**** ENTRIES SUPPLIED

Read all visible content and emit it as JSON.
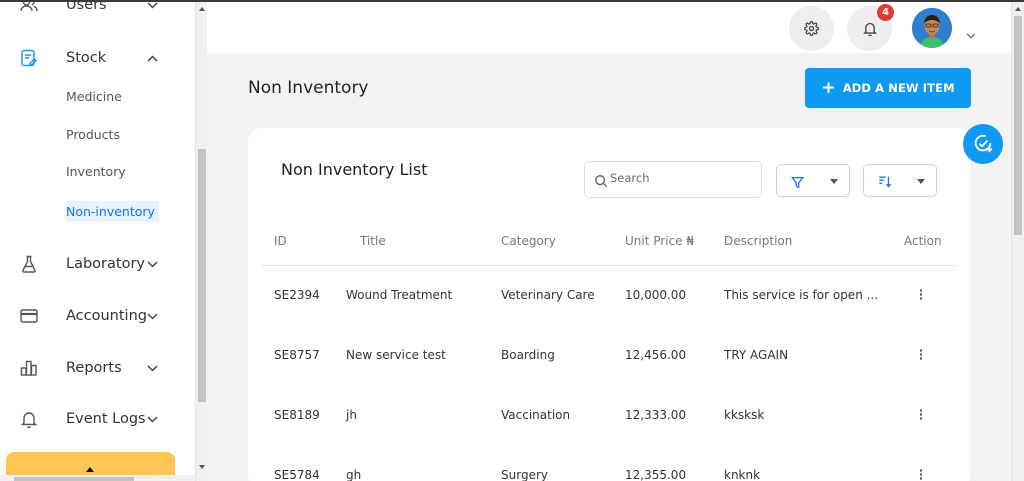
{
  "sidebar": {
    "items": [
      {
        "label": "Users",
        "icon": "users-icon"
      },
      {
        "label": "Stock",
        "icon": "stock-icon"
      },
      {
        "label": "Laboratory",
        "icon": "flask-icon"
      },
      {
        "label": "Accounting",
        "icon": "card-icon"
      },
      {
        "label": "Reports",
        "icon": "bar-chart-icon"
      },
      {
        "label": "Event Logs",
        "icon": "bell-icon"
      }
    ],
    "stock_sub": [
      "Medicine",
      "Products",
      "Inventory",
      "Non-inventory"
    ],
    "active_sub": "Non-inventory"
  },
  "header": {
    "notification_count": "4"
  },
  "page": {
    "title": "Non Inventory",
    "add_button": "ADD A NEW ITEM"
  },
  "list": {
    "title": "Non Inventory List",
    "search_placeholder": "Search",
    "columns": [
      "ID",
      "Title",
      "Category",
      "Unit Price ₦",
      "Description",
      "Action"
    ],
    "rows": [
      {
        "id": "SE2394",
        "title": "Wound Treatment",
        "category": "Veterinary Care",
        "price": "10,000.00",
        "description": "This service is for open ..."
      },
      {
        "id": "SE8757",
        "title": "New service test",
        "category": "Boarding",
        "price": "12,456.00",
        "description": "TRY AGAIN"
      },
      {
        "id": "SE8189",
        "title": "jh",
        "category": "Vaccination",
        "price": "12,333.00",
        "description": "kksksk"
      },
      {
        "id": "SE5784",
        "title": "gh",
        "category": "Surgery",
        "price": "12,355.00",
        "description": "knknk"
      }
    ]
  },
  "colors": {
    "accent": "#0d9af0",
    "active_link": "#1a73e8",
    "badge": "#e53935",
    "sidebar_footer": "#fdc654"
  }
}
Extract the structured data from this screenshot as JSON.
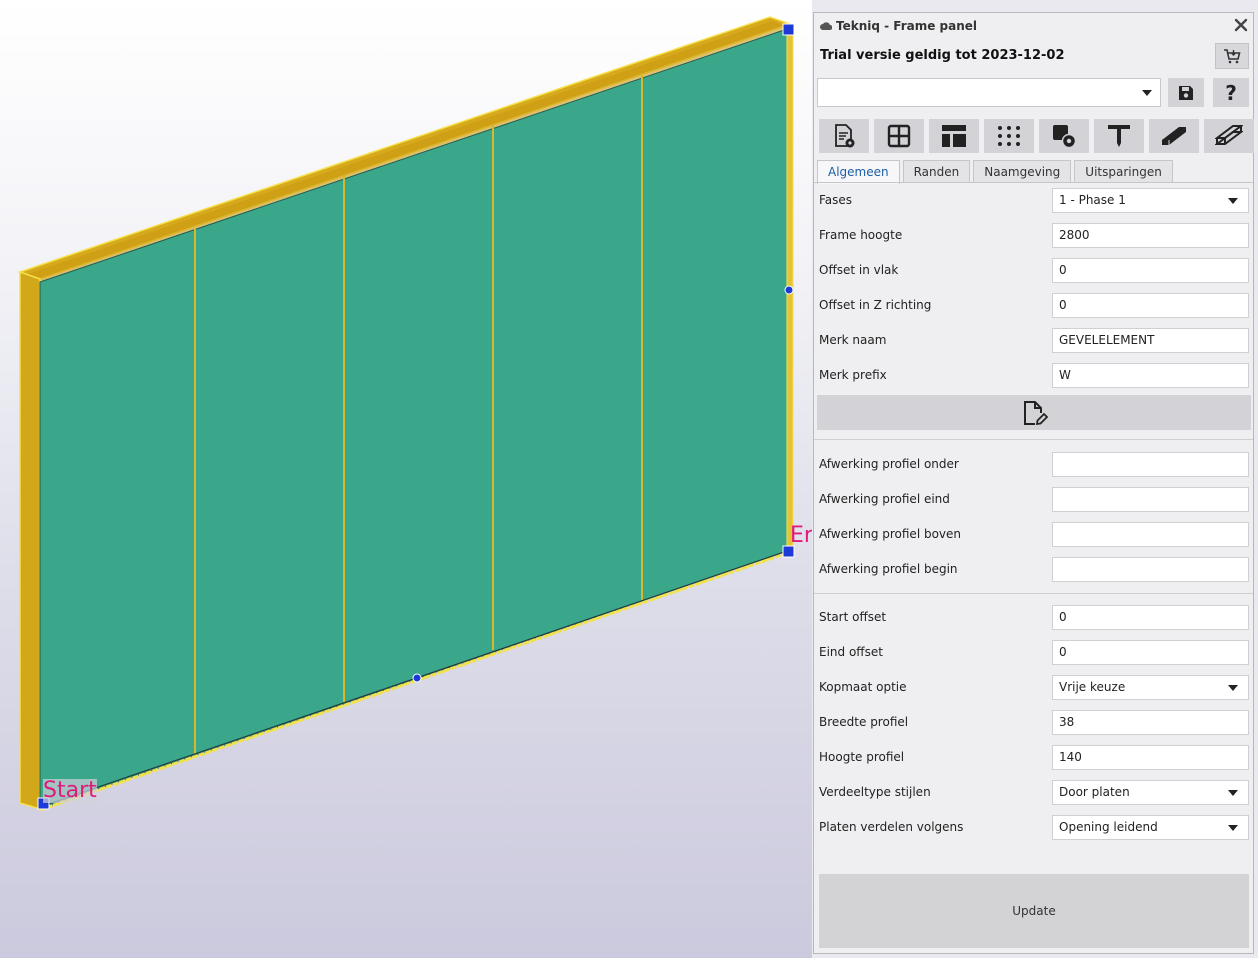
{
  "viewport": {
    "label_start": "Start",
    "label_end": "Er",
    "colors": {
      "panel_fill": "#3aa68a",
      "frame": "#d6aa1c",
      "handle": "#1e3ad6"
    }
  },
  "panel": {
    "title": "Tekniq - Frame panel",
    "trial_text": "Trial versie geldig tot 2023-12-02",
    "preset_value": "",
    "help_label": "?",
    "toolbar_icons": [
      "document-settings-icon",
      "grid-icon",
      "layout-icon",
      "dots-grid-icon",
      "shape-settings-icon",
      "t-profile-icon",
      "beam-icon",
      "plates-icon"
    ],
    "tabs": [
      {
        "label": "Algemeen",
        "active": true
      },
      {
        "label": "Randen",
        "active": false
      },
      {
        "label": "Naamgeving",
        "active": false
      },
      {
        "label": "Uitsparingen",
        "active": false
      }
    ],
    "fields": {
      "fases": {
        "label": "Fases",
        "value": "1 - Phase 1"
      },
      "frame_hoogte": {
        "label": "Frame hoogte",
        "value": "2800"
      },
      "offset_vlak": {
        "label": "Offset in vlak",
        "value": "0"
      },
      "offset_z": {
        "label": "Offset in Z richting",
        "value": "0"
      },
      "merk_naam": {
        "label": "Merk naam",
        "value": "GEVELELEMENT"
      },
      "merk_prefix": {
        "label": "Merk prefix",
        "value": "W"
      },
      "afw_onder": {
        "label": "Afwerking profiel onder",
        "value": ""
      },
      "afw_eind": {
        "label": "Afwerking profiel eind",
        "value": ""
      },
      "afw_boven": {
        "label": "Afwerking profiel boven",
        "value": ""
      },
      "afw_begin": {
        "label": "Afwerking profiel begin",
        "value": ""
      },
      "start_offset": {
        "label": "Start offset",
        "value": "0"
      },
      "eind_offset": {
        "label": "Eind offset",
        "value": "0"
      },
      "kopmaat": {
        "label": "Kopmaat optie",
        "value": "Vrije keuze"
      },
      "breedte": {
        "label": "Breedte profiel",
        "value": "38"
      },
      "hoogte": {
        "label": "Hoogte profiel",
        "value": "140"
      },
      "verdeeltype": {
        "label": "Verdeeltype stijlen",
        "value": "Door platen"
      },
      "platen_verdelen": {
        "label": "Platen verdelen volgens",
        "value": "Opening leidend"
      }
    },
    "update_label": "Update"
  }
}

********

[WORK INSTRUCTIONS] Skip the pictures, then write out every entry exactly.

[TASK ANSWER]
Read all visible content and emit it as JSON.
{
  "sidebar": {
    "items": [
      {
        "label": "Users",
        "icon": "users-icon"
      },
      {
        "label": "Stock",
        "icon": "stock-icon"
      },
      {
        "label": "Laboratory",
        "icon": "flask-icon"
      },
      {
        "label": "Accounting",
        "icon": "card-icon"
      },
      {
        "label": "Reports",
        "icon": "bar-chart-icon"
      },
      {
        "label": "Event Logs",
        "icon": "bell-icon"
      }
    ],
    "stock_sub": [
      "Medicine",
      "Products",
      "Inventory",
      "Non-inventory"
    ],
    "active_sub": "Non-inventory"
  },
  "header": {
    "notification_count": "4"
  },
  "page": {
    "title": "Non Inventory",
    "add_button": "ADD A NEW ITEM"
  },
  "list": {
    "title": "Non Inventory List",
    "search_placeholder": "Search",
    "columns": [
      "ID",
      "Title",
      "Category",
      "Unit Price ₦",
      "Description",
      "Action"
    ],
    "rows": [
      {
        "id": "SE2394",
        "title": "Wound Treatment",
        "category": "Veterinary Care",
        "price": "10,000.00",
        "description": "This service is for open ..."
      },
      {
        "id": "SE8757",
        "title": "New service test",
        "category": "Boarding",
        "price": "12,456.00",
        "description": "TRY AGAIN"
      },
      {
        "id": "SE8189",
        "title": "jh",
        "category": "Vaccination",
        "price": "12,333.00",
        "description": "kksksk"
      },
      {
        "id": "SE5784",
        "title": "gh",
        "category": "Surgery",
        "price": "12,355.00",
        "description": "knknk"
      }
    ]
  },
  "colors": {
    "accent": "#0d9af0",
    "active_link": "#1a73e8",
    "badge": "#e53935",
    "sidebar_footer": "#fdc654"
  }
}
Extract the structured data from this screenshot as JSON.
{
  "viewport": {
    "label_start": "Start",
    "label_end": "Er",
    "colors": {
      "panel_fill": "#3aa68a",
      "frame": "#d6aa1c",
      "handle": "#1e3ad6"
    }
  },
  "panel": {
    "title": "Tekniq - Frame panel",
    "trial_text": "Trial versie geldig tot 2023-12-02",
    "preset_value": "",
    "help_label": "?",
    "toolbar_icons": [
      "document-settings-icon",
      "grid-icon",
      "layout-icon",
      "dots-grid-icon",
      "shape-settings-icon",
      "t-profile-icon",
      "beam-icon",
      "plates-icon"
    ],
    "tabs": [
      {
        "label": "Algemeen",
        "active": true
      },
      {
        "label": "Randen",
        "active": false
      },
      {
        "label": "Naamgeving",
        "active": false
      },
      {
        "label": "Uitsparingen",
        "active": false
      }
    ],
    "fields": {
      "fases": {
        "label": "Fases",
        "value": "1 - Phase 1"
      },
      "frame_hoogte": {
        "label": "Frame hoogte",
        "value": "2800"
      },
      "offset_vlak": {
        "label": "Offset in vlak",
        "value": "0"
      },
      "offset_z": {
        "label": "Offset in Z richting",
        "value": "0"
      },
      "merk_naam": {
        "label": "Merk naam",
        "value": "GEVELELEMENT"
      },
      "merk_prefix": {
        "label": "Merk prefix",
        "value": "W"
      },
      "afw_onder": {
        "label": "Afwerking profiel onder",
        "value": ""
      },
      "afw_eind": {
        "label": "Afwerking profiel eind",
        "value": ""
      },
      "afw_boven": {
        "label": "Afwerking profiel boven",
        "value": ""
      },
      "afw_begin": {
        "label": "Afwerking profiel begin",
        "value": ""
      },
      "start_offset": {
        "label": "Start offset",
        "value": "0"
      },
      "eind_offset": {
        "label": "Eind offset",
        "value": "0"
      },
      "kopmaat": {
        "label": "Kopmaat optie",
        "value": "Vrije keuze"
      },
      "breedte": {
        "label": "Breedte profiel",
        "value": "38"
      },
      "hoogte": {
        "label": "Hoogte profiel",
        "value": "140"
      },
      "verdeeltype": {
        "label": "Verdeeltype stijlen",
        "value": "Door platen"
      },
      "platen_verdelen": {
        "label": "Platen verdelen volgens",
        "value": "Opening leidend"
      }
    },
    "update_label": "Update"
  }
}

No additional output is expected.